Toronto improved its American League-leading record to 23-12, becoming the first team in the Majors to reach that win total this season. Halladay upped his ledger to 7-1, making him the only pitcher in the game to already achieve seven victories this year. It's that type of early-season showing that helped convince more than 43,000 fans to pour through the gates to see the Jays' latest contest.
"It does seem like old times," manager Cito Gaston said with a smile.
The period Gaston referred to was back in the Blue Jays' glory days in the early 1990s, when such a crowd was common. The showing for the opener of this three-game set with the Yankees -- including roughly 12,500 fans who purchased tickets at the ballpark on Tuesday -- was the largest non-Opening Day crowd since a game against New York last Sept. 25.
That heightened atmosphere meant more to Halladay than facing Burnett, who opted out of his contract with the Jays over the winter and signed a five-year deal worth $82.5 million to pitch for the Yankees. For Halladay, even though Burnett is a friend, it seemed the same as any other start -- with the exception of the raucous environment.
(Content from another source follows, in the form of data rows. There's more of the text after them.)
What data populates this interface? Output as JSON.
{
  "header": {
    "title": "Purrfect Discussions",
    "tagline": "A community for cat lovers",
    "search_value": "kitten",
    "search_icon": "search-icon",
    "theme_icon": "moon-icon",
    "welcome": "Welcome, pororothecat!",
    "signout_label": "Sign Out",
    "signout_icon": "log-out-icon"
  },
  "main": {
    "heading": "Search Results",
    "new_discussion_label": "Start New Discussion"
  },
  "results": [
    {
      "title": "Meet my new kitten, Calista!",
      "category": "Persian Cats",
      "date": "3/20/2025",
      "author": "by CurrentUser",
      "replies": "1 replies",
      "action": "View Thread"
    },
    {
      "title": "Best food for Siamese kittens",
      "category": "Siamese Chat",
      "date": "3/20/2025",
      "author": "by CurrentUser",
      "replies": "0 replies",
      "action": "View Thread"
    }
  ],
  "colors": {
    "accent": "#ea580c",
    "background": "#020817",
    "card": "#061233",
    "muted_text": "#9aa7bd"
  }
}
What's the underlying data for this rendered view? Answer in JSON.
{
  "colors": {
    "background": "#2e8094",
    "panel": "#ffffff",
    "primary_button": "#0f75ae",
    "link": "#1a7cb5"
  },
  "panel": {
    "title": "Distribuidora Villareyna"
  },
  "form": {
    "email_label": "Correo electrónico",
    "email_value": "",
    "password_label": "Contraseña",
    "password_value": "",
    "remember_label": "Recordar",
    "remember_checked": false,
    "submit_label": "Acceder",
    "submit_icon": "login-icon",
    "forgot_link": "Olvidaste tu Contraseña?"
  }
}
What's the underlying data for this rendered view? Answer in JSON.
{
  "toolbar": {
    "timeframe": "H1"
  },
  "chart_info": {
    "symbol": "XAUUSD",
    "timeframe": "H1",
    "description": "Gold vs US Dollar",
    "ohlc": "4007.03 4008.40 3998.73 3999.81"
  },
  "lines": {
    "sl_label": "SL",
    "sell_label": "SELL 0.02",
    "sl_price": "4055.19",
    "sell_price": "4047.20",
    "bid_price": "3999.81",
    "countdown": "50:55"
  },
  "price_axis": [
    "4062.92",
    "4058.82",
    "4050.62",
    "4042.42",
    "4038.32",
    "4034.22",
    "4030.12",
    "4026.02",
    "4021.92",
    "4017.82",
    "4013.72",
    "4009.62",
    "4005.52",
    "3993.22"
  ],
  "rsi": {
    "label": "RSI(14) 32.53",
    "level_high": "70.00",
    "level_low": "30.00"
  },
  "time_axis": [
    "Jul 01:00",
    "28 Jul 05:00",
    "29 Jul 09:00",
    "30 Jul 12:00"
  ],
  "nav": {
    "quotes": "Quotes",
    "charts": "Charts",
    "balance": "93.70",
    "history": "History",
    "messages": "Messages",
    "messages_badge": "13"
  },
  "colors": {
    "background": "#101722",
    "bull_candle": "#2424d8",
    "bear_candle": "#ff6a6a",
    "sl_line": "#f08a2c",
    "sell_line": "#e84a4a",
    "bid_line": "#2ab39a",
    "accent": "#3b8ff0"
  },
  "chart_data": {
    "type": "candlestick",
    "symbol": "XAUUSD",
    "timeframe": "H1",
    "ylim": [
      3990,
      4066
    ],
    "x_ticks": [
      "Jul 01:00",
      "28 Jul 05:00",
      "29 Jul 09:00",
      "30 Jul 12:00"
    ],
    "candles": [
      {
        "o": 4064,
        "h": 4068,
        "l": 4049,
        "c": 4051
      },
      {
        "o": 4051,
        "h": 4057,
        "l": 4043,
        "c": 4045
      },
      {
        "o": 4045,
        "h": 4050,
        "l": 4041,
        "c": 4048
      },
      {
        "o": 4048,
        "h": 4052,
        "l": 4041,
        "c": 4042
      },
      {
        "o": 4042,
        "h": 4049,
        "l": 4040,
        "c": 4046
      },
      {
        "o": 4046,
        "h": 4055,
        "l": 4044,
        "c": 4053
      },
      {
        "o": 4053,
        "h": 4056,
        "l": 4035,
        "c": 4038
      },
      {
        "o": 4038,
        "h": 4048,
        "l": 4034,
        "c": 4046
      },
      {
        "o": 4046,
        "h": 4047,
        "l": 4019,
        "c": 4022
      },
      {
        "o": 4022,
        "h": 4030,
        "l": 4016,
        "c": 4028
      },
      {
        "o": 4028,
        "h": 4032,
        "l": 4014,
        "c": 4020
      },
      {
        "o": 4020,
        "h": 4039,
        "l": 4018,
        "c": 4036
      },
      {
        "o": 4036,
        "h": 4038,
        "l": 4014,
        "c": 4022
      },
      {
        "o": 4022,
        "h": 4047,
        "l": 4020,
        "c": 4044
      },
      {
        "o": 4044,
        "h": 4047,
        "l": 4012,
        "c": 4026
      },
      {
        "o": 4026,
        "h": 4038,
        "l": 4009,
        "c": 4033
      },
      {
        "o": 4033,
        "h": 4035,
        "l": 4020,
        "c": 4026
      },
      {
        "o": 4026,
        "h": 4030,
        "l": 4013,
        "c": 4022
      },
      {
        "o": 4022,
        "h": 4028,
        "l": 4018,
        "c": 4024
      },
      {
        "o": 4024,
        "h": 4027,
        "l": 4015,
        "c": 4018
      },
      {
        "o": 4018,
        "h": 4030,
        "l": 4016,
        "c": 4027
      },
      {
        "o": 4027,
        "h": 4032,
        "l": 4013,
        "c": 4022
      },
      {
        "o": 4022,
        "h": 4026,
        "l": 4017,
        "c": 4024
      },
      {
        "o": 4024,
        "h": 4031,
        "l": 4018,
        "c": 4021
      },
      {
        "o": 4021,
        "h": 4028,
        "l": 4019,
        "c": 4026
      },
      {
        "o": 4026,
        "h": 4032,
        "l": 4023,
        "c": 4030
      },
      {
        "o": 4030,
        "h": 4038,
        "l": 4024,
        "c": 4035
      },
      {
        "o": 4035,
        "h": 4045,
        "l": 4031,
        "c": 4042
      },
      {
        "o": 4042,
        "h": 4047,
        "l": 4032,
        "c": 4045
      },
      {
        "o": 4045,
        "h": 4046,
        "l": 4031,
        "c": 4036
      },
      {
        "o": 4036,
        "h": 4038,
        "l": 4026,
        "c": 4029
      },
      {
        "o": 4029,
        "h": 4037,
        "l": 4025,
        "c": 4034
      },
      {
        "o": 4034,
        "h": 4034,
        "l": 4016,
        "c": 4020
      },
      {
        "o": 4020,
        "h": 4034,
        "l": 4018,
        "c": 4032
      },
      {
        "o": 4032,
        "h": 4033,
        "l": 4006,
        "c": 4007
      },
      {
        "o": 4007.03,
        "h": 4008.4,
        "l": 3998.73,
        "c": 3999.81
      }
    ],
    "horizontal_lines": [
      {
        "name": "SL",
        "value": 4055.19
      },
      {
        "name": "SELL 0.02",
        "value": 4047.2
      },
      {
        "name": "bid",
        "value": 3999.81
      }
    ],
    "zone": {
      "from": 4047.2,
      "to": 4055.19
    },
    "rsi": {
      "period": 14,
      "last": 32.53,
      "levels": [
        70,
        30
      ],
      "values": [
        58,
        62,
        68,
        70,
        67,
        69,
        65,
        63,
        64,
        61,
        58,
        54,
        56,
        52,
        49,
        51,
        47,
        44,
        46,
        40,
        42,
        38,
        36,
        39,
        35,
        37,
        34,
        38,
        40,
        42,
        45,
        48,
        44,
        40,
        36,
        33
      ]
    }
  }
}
"The more fans that are here, the better team we are," Halladay said. "I think any team that draws well at home can tell you that. There's just a lot more energy. It's easier to get into the game and it makes a huge difference. Obviously, winning is what fans want to see, so we have to continue to do that in order for them to keep showing up."
Finding the win column hasn't been much of an issue to this point for the Blue Jays.
The club's offense has been relentless, while the pitching staff has more than made up for the loss of Burnett, who won 18 games and led the league with 231 strikeouts a year ago as a Blue Jay. Halladay has led the charge, as expected, but a cast of young and inexperienced arms have helped keep the rotation intact.
"That part of it has been a little more surprising," Halladay said.
As for Halladay, what he has done to this point has been status quo for the consistent ace.
Halladay has logged at least seven innings in each of his outings this season, and he has turned in at least eight frames in four of his past five trips up the hill. Against the Yankees (15-17), Halladay dominated for nine innings, scattering five hits, striking out five with no walks and using his dancing arsenal of cutters and sinkers to create 16 groundouts.
Halladay used no more than 15 pitches in eight of his nine innings and threw first-pitch strikes to 24 of the 30 hitters he faced. In doing so, Halladay also improved his career record against the Yankees to 16-5. Shortstop Derek Jeter wasn't in the lineup for New York, and designated hitter Hideki Matsui exited early with a right hamstring injury, but it hardly took away from Halladay's performance.
"I just tried to work ahead and stay down," Halladay said. "That's been a focus for me against a lot of teams, especially this team. Obviously, they're missing one or two guys, but it's important against better teams to work ahead and avoid causing trouble for yourself."
After a one-out single to New York's Johnny Damon in the first inning, Halladay cruised through 17 consecutive batters without allowing a hit. That streak ended with a one-out double in the seventh for Damon, who later scored on a single to left field by Alex Rodriguez. That cut the Blue Jays' lead at the time to 3-1 -- a cushion that was more than ample for Halladay.
"His stuff breaks a foot and a half. It's real good," Damon said. "Halladay showed why he's the best around and why he's going to continue to be the best around."
Halladay also showed that he can thrive in a game that came with much hype -- not that the Blue Jays would expect anything different.
"Doc likes being right in the action," Gaston said. "When it's a big game, he's going to go out and give you all he has, but he does that any time. Any time he goes to that mound, he's going to give you all he has, really."
That is why Halladay is the ace of Toronto's staff, and why Burnett was the sidekick for the past three seasons. In his time with the Jays, Burnett endured multiple trips to the disabled list due to various arm issues before finally showing his potential last season. It was a career season for the right-hander, and one that led to a large contract in the offseason.
Burnett (2-1) walked away with his first loss of the season after being charged with five runs on seven hits over 7 2/3 innings, during which he issued four walks and struck out three. After blanking the Jays for the first three innings, Burnett gave up a leadoff double to Toronto's Alex Rios and loaded the bases with a pair of walks to open the fourth.
Blue Jays third baseman Scott Rolen, who entered the game with an 0-for-18 career showing against Burnett, followed by pulling a pitch into left field for a two-run double. Rod Barajas added a sacrifice fly to give the Jays a 3-0 advantage. In the eighth, Aaron Hill belted a solo home run off Burnett, and Rolen added an RBI single.
While jogging in the outfield before his first start in Toronto since switching clubs, the fans opened with a chorus of boos for Burnett. The cries intensified when he took the mound in the first inning, and the dome was deafening when he was pulled with two outs in the eighth inning.
Considering the circumstances, Burnett anticipated the reception he received on Tuesday night.
"Any time you opt out of a contract like that and go somewhere else, you're going to get that," Burnett said. "I expected that and I expected Doc to do what Doc did."